Orca (killer whale) facts
Also known as “Killer Whales”, orcas are actually the largest species of dolphin and not technically “whales”!
Orcas (Orcinus orca) are marine mammals who belong to the dolphin family (Delphinidae). They are the largest species of dolphins and are easily recognizable by their black-and-white coloration and white patches near each of their eyes. Orcas can weigh between 5,500 and 10,000 kg and reach lengths of 32-feet!
Why are orcas called "killer whales"?
It’s believed that when European fisherman and sailors encountered orcas hundreds of years ago, they witnessed orcas hunting whales. As a result, they named the species “whale killers”. When the name was translated into English, it became “killer whales”. Although known to hunt a variety of species, there have been no documented cases of orcas killing humans in the wild.
Are orcas dangerous?
While orcas are one of the fiercest predators in the ocean, they generally pose no threat to humans. Despite the “killer” whale name, there are no documented cases of an orca intentionally harming a human in the wild as previously noted. In captivity however, there are 4 recorded cases of orca-caused human deaths, three of them involved Tilikum, a wild-caught orca and the focus of the documentary Blackfish. Tilikum was captured when he was only 2 years old and spent most of his life captive at SeaWorld in Orlando, Florida, in a small, barren concrete tank. He was forced to perform over and over again until January 2017 when he died after 34 years in captivity.
Recently, there have been cases of orcas ramming and sinking boat. While this new behaviour is yet to be fully understood, some experts interpret it as a social and playful behaviour.
What was Blackfish about?
Blackfish, the documentary, told the story of Tilikum, a captive orca who killed three people including two of his trainers. The film also explained the controversies behind keeping orcas in captivity. Because of the film, SeaWorld announced it would end its orca-breeding program.

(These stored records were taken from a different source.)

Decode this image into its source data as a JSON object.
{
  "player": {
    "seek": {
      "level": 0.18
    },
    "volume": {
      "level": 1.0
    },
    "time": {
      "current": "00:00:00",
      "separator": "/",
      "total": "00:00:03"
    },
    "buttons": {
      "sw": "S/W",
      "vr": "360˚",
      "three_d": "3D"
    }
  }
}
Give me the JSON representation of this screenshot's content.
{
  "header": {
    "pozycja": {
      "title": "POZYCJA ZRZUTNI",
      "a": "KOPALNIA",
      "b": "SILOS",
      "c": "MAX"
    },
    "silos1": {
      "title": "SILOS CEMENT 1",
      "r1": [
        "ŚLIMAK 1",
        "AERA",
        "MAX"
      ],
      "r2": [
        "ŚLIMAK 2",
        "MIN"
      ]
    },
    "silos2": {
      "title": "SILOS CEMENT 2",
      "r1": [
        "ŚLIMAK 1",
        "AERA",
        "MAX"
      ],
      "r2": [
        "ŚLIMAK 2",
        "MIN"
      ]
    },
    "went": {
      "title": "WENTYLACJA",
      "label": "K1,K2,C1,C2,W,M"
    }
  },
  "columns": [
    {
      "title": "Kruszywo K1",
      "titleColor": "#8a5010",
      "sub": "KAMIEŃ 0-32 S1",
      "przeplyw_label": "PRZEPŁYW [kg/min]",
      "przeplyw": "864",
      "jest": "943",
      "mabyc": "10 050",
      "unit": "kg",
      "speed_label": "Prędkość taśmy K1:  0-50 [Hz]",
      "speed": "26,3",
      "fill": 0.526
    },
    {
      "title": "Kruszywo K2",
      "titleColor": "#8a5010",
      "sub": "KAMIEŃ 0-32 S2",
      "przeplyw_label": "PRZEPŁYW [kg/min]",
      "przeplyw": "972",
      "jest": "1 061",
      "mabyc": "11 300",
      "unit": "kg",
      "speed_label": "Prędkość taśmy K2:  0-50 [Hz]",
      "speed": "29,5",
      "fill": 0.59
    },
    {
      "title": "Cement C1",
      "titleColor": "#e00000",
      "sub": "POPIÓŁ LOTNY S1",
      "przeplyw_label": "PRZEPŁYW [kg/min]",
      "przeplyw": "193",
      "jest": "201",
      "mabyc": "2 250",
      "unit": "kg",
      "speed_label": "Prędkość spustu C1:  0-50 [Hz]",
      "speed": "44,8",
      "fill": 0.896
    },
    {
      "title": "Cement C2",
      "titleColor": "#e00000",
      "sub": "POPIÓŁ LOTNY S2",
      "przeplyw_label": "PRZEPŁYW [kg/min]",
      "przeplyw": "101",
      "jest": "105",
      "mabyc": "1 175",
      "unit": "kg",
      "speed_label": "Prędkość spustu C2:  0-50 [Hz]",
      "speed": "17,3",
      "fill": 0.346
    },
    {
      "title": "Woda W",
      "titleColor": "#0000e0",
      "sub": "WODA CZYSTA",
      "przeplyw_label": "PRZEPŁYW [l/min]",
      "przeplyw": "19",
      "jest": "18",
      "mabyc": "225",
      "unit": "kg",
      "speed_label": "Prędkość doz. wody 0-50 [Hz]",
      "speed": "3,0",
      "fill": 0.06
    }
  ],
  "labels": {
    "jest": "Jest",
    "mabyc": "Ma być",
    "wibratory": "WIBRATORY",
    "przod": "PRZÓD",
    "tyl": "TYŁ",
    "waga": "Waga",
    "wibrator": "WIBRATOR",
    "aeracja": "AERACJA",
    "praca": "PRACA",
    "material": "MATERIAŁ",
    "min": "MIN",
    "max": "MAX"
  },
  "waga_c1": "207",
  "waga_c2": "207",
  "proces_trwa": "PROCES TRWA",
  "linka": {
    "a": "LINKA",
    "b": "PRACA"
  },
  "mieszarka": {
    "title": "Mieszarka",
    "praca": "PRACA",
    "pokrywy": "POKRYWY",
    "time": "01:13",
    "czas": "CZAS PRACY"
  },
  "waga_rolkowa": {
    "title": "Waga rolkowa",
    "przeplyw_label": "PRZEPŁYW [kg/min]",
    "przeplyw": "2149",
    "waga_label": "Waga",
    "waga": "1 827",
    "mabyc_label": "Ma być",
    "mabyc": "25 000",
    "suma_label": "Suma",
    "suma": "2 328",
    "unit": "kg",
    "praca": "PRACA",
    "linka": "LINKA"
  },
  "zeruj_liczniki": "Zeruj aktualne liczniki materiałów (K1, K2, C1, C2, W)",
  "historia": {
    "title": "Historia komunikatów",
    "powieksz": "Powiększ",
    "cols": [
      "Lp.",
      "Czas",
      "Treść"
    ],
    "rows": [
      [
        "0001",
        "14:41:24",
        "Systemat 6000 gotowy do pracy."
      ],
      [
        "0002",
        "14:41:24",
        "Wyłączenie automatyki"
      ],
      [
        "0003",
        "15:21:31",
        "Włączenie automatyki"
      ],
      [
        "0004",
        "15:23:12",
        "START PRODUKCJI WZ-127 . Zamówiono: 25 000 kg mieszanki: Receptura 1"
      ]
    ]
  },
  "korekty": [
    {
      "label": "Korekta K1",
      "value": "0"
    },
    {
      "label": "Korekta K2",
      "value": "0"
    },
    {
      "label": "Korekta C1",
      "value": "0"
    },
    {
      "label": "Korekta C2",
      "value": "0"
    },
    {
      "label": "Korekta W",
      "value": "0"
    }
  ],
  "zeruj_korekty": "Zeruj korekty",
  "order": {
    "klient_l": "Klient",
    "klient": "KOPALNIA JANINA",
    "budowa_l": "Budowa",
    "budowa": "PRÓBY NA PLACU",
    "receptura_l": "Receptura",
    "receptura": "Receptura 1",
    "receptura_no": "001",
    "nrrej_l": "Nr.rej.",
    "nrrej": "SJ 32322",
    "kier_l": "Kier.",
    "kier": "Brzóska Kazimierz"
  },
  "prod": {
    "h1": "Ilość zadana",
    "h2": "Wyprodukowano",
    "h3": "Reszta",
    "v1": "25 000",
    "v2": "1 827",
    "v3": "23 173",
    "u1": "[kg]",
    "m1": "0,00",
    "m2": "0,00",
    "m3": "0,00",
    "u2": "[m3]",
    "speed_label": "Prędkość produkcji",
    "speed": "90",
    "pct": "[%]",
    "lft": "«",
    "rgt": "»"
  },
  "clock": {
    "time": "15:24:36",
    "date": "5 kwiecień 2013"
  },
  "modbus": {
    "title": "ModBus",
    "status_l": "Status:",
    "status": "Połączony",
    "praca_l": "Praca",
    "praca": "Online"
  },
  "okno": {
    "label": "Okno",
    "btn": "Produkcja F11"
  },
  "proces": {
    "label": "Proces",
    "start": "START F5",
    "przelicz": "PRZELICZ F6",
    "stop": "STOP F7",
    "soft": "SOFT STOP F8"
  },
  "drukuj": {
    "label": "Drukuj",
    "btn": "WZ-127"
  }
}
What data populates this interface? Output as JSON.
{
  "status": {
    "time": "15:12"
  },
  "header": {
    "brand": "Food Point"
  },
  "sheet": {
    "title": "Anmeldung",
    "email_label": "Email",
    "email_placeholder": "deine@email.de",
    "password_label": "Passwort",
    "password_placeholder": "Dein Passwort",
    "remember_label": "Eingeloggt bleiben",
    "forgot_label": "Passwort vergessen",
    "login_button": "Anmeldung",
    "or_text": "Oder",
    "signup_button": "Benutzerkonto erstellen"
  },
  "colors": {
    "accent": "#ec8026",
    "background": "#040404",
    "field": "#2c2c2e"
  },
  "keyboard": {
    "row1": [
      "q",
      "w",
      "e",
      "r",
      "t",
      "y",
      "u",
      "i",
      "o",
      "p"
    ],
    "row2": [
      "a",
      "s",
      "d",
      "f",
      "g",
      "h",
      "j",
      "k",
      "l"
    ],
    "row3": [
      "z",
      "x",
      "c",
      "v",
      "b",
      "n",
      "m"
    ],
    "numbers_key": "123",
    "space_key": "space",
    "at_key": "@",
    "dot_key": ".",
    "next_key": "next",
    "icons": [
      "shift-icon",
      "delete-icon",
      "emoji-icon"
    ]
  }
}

Where do killer whales live?
Orcas are the most widely distributed mammals, living in every ocean around the world.
Canada is home to several distinct populations of orcas, each characterized by their unique cultural differentiations, such as hunting and other behaviours, and the composition of their diet. Along the Pacific coast of Canada, live four of these populations – Southern Resident, Northern Resident, West Coast Transient, and Offshore. In the Arctic/Atlantic Ocean lives the Northwestern Atlantic and Eastern Arctic population.
What do orcas eat?
Orcas are the ocean’s apex predators, which means they are at the top of the food chain and have no natural predators. They eat a wide variety of prey, from marine mammals like seals, to fish, and even seabirds!
Depending on the orca community, each has their own specialized, traditional diet. For example, West Coast Transient orcas in the Salish Sea eat only marine mammals like seals and sea lions while the Southern Resident orcas (also found in the Salish Sea) eat only fish, especially the Chinook salmon.
Do orcas live in groups?
Yes, orcas live in close-knit multi-generational groups called “pods.” Orcas live in a matriarchal society, where older females pass down knowledge and specific behaviours to the younger members of their family.
Are orcas endangered?
According to the IUCN, orcas are currently listed as “Data Deficient", which means their conservation status is unknown.
However, the Southern Resident Orcas (a population of orcas who live off the Canada/US Pacific coastline) are considered endangered under the Endangered Species Act. This is largely attributed to the decline of Chinook salmon in their habitat – which makes up 80% of their diet.
How long do killer whales live?
The life span of orcas differs between the sexes. Male killer whales have an average lifespan of approximately 30 years, although some individuals have been known to survive for 60-70 years in the wild. Females on the other hand, have a typical lifespan in the wild is around 50 years, but can live for 80-90 years! In contrast, captive orcas of either sex rarely live longer than 30 years, with many dying in their teens and 20s.
Sadly, right now, there are over 3,000 dolphins globally that are in the same situation day after day, month after month, year after year as Kiska was. Many are kept in poor conditions and used for shows in which they have to perform, none of them will ever get to experience the freedom of being able to swim amongst their pod in the vast ocean.
Help put an end to wildlife captivity
Your gift today can help stop their suffering by supporting the end of their captive breeding, wild capture, and use for entertainment for good. It can also ensure that the systematic cycle of cruelty for profit stops so that this is the last generation to be trapped in tanks.